▸ **Exercise instructions**: Copy out each line of the listing that has the word "自动面板" in it.

▸ **The input**:
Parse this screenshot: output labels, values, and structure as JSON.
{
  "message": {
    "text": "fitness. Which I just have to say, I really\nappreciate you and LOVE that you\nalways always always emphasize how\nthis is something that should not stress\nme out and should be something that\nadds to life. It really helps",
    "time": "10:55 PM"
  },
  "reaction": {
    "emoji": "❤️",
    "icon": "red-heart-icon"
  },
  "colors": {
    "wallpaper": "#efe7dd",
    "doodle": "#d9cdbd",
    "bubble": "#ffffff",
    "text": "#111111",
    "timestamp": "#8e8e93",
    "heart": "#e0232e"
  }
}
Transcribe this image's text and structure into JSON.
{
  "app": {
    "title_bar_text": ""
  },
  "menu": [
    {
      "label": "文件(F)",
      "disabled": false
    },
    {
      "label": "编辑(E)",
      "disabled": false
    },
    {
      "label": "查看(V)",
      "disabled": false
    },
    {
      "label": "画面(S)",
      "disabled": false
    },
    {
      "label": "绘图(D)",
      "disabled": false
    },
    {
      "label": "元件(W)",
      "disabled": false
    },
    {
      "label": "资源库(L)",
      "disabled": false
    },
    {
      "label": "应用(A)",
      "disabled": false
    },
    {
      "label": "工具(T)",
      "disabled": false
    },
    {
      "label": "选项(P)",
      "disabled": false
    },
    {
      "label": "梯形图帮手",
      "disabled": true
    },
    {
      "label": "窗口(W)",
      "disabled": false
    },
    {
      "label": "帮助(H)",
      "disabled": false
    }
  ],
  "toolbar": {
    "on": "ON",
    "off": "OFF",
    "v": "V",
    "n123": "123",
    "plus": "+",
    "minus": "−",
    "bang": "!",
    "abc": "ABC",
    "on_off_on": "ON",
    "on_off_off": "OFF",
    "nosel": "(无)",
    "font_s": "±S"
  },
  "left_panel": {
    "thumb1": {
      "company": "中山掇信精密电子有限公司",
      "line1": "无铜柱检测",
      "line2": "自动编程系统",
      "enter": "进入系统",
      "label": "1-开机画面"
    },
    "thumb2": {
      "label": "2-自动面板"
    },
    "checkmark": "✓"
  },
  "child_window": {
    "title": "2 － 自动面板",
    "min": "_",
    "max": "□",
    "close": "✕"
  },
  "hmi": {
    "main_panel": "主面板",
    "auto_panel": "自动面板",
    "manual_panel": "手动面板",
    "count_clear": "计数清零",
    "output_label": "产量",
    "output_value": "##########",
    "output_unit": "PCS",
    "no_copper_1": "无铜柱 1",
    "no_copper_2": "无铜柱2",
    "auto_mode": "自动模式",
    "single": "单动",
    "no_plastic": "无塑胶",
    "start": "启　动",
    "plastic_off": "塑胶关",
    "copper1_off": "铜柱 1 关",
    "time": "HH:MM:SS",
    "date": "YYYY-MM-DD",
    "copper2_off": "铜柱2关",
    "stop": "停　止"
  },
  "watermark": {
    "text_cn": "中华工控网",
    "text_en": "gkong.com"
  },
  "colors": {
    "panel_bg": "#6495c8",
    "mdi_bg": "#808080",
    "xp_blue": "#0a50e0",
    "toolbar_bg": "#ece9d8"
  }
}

▸ **Output for this exercise**:
      "label": "2-自动面板"
    "title": "2 － 自动面板",
    "auto_panel": "自动面板",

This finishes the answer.